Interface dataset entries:
►
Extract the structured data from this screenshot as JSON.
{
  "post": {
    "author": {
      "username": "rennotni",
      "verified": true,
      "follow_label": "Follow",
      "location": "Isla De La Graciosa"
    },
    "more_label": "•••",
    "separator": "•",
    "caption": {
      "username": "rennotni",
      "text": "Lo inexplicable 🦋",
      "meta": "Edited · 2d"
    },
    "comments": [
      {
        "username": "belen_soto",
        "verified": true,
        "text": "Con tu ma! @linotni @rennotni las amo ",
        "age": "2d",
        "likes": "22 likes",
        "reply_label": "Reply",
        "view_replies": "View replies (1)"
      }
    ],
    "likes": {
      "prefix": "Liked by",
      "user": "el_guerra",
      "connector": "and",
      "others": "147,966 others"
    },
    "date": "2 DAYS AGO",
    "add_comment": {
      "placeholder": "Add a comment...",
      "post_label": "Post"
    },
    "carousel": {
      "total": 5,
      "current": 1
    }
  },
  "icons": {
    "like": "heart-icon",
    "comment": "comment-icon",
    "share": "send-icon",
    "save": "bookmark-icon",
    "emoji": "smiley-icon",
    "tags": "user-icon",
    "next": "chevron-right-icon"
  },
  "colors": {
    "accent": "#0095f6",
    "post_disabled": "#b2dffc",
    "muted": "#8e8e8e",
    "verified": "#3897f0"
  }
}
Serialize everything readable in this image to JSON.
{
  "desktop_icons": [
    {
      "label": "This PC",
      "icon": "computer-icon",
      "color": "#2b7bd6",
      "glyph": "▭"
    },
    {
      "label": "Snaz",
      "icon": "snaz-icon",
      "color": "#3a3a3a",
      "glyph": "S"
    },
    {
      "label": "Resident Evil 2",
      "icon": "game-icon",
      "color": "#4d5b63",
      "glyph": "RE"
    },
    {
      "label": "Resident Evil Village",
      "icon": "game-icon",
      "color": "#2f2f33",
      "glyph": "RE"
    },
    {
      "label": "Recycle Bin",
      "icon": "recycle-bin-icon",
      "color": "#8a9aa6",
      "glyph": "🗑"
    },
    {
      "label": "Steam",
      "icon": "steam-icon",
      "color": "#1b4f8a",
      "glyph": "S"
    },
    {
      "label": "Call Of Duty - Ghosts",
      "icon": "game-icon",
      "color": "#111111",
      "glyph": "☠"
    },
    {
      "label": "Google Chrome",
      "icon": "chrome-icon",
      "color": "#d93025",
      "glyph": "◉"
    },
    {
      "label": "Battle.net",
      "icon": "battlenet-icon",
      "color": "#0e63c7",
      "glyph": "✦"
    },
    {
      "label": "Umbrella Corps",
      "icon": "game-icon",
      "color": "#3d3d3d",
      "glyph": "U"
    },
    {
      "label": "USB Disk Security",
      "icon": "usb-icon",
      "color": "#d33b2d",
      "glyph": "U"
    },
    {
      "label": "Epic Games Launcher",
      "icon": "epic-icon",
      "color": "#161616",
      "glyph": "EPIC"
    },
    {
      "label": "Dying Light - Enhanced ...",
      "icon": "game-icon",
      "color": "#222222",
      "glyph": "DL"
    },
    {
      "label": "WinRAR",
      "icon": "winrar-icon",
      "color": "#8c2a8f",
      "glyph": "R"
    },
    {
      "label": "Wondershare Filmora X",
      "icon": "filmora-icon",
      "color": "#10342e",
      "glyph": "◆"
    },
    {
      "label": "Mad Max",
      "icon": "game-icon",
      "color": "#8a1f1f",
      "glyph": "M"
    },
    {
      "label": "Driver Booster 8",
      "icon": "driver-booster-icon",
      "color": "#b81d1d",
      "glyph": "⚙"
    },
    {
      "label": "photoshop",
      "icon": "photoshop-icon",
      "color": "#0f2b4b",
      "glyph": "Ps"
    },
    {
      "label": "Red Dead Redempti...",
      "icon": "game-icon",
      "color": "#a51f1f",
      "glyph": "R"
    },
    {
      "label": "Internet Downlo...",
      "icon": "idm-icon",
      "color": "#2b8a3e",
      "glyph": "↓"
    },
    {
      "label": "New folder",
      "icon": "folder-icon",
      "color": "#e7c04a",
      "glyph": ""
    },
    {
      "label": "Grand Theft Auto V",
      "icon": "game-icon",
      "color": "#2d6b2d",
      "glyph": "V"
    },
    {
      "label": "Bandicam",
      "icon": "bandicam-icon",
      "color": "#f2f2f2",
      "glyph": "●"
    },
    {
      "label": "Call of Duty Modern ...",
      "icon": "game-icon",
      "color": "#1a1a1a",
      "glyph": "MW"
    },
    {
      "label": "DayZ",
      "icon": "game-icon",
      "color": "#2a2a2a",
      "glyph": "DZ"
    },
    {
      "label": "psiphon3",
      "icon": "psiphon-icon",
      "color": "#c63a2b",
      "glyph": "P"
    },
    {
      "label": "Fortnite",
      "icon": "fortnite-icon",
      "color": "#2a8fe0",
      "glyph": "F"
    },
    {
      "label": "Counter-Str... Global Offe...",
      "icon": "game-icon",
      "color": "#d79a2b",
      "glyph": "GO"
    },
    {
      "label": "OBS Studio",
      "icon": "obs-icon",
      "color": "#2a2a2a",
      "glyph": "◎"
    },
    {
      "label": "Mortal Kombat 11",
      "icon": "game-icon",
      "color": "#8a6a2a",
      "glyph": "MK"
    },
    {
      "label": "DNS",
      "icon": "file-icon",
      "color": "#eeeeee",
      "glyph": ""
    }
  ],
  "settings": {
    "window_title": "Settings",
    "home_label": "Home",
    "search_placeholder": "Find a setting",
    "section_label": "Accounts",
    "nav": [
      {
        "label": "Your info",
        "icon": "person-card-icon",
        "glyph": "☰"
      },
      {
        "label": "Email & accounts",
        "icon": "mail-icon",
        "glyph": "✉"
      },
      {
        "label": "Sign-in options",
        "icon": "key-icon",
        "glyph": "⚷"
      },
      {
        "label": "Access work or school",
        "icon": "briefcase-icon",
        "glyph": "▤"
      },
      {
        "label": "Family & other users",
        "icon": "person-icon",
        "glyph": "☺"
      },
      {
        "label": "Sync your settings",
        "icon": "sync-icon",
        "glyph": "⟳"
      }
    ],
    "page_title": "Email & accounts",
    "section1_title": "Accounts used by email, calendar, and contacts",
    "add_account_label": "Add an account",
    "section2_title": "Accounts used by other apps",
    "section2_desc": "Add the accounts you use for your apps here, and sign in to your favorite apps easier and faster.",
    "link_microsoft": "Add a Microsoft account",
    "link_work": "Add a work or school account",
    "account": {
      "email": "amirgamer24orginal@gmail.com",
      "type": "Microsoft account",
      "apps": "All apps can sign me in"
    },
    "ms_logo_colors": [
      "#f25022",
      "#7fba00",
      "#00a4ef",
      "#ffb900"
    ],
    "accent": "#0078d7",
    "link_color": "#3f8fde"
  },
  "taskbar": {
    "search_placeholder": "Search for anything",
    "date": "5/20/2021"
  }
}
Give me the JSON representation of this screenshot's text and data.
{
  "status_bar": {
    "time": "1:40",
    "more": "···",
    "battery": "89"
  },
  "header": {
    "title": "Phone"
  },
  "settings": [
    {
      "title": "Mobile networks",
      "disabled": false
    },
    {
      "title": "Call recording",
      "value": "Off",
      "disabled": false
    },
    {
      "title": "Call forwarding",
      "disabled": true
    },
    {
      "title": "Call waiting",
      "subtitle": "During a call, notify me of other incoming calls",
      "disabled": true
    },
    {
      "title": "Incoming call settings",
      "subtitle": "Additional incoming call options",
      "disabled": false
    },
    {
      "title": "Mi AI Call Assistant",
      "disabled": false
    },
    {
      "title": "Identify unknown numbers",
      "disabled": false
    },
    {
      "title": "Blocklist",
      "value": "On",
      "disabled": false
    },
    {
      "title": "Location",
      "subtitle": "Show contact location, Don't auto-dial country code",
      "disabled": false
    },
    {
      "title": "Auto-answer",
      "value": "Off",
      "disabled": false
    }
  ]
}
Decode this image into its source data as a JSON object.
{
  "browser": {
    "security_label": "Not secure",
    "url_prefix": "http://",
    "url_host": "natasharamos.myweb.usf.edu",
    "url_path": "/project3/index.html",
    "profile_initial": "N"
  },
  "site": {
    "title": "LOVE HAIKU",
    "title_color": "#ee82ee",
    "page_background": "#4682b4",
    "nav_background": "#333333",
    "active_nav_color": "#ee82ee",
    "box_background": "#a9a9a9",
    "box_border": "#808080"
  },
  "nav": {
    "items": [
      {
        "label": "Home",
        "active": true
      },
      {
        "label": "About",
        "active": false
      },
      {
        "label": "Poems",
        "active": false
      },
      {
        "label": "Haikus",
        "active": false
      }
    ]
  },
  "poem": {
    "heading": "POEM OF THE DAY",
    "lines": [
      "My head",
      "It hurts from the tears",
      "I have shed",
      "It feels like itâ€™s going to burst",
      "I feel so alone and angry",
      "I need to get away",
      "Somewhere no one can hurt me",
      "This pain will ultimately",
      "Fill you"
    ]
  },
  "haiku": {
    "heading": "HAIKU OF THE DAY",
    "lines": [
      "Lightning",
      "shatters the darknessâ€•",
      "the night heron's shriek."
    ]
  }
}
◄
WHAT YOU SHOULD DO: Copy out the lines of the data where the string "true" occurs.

OUTPUT OF THE EXERCISE:
      "verified": true,
        "verified": true,
      "disabled": true
      "disabled": true
        "active": true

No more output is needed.